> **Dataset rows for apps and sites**
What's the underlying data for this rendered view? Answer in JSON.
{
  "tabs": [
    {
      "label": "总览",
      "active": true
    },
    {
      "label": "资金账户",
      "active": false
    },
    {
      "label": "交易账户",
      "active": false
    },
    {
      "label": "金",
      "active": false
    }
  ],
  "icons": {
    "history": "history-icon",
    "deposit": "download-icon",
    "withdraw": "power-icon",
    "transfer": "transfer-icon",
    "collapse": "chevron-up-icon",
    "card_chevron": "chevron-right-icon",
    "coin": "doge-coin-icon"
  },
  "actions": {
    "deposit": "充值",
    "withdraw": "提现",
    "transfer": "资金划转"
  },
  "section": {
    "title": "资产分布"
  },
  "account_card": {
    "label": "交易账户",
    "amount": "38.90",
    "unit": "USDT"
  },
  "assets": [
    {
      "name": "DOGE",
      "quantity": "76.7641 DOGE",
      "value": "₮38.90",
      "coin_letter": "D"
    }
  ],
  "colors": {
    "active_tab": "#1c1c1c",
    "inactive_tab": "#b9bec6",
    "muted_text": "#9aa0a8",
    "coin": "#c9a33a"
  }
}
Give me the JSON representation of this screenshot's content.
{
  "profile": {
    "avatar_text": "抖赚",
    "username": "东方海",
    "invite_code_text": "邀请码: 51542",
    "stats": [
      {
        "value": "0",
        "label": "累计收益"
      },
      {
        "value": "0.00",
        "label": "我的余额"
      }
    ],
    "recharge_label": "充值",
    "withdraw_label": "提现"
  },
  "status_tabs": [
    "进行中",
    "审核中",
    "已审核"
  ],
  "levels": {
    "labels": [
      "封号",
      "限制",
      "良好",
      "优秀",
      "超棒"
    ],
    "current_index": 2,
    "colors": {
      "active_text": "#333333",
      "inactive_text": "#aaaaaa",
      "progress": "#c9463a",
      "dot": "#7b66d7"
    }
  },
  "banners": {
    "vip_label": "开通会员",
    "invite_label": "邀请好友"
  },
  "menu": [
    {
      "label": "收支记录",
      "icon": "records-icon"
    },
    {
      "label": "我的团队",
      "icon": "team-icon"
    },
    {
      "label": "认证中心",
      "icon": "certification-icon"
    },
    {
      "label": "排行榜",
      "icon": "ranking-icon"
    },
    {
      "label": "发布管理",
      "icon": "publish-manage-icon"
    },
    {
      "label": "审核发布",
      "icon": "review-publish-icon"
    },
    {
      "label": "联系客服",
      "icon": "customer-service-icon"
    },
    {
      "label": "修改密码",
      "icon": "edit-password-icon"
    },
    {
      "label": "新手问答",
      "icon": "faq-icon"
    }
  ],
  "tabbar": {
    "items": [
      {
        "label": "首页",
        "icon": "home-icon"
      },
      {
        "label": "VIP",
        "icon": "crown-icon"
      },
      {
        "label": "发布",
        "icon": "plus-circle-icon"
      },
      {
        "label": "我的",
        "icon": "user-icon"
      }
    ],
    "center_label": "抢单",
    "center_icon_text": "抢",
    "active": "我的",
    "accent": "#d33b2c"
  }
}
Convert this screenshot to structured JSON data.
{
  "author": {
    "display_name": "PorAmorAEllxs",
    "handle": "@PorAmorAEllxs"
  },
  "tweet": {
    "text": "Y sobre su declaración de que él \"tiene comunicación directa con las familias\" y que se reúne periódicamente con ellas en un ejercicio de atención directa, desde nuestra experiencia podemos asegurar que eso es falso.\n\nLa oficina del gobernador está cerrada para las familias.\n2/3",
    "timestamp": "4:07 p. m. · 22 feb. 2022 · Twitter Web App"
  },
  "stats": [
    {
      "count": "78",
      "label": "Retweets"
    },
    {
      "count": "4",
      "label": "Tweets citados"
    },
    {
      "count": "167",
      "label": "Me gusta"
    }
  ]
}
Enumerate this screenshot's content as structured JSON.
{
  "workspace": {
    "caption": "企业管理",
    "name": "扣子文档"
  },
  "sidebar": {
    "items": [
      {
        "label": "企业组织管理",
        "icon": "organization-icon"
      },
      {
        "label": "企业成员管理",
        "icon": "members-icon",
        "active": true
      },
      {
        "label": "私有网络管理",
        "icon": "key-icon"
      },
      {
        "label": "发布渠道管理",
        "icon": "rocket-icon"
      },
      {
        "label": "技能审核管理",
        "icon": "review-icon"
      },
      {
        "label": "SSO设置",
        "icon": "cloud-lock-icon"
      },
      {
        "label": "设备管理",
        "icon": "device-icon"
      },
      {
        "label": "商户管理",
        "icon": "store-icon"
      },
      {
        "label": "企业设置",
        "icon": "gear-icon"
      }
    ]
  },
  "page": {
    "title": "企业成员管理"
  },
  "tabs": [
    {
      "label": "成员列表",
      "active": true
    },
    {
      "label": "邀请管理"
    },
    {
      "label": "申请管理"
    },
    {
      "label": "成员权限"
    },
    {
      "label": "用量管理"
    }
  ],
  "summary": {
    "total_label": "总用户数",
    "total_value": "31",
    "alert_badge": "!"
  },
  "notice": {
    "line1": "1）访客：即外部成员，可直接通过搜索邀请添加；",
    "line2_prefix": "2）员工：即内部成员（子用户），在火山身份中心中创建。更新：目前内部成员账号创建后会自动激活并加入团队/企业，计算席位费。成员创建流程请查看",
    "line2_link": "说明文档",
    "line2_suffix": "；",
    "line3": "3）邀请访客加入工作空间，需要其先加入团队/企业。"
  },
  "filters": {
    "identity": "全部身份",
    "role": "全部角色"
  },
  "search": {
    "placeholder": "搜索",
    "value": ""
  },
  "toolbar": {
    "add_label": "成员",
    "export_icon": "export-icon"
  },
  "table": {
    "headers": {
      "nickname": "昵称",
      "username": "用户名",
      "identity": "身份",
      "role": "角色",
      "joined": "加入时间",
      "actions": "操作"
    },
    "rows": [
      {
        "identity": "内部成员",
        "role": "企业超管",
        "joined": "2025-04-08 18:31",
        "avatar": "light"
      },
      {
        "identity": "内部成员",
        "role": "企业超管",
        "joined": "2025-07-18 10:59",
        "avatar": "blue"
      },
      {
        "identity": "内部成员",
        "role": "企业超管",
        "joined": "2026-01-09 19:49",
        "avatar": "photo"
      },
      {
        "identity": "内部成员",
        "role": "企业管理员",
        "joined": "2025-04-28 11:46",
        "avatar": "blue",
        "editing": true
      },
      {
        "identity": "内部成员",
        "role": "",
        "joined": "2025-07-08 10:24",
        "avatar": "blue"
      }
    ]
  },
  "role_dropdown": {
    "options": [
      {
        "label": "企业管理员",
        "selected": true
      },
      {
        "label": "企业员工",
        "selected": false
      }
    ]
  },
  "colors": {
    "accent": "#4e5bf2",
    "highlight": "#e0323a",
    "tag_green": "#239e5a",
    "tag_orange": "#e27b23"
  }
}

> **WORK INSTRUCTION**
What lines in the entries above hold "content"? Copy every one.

> **RESULT FOR THIS EXERCISE**
Give me the JSON representation of this screenshot's content.
Enumerate this screenshot's content as structured JSON.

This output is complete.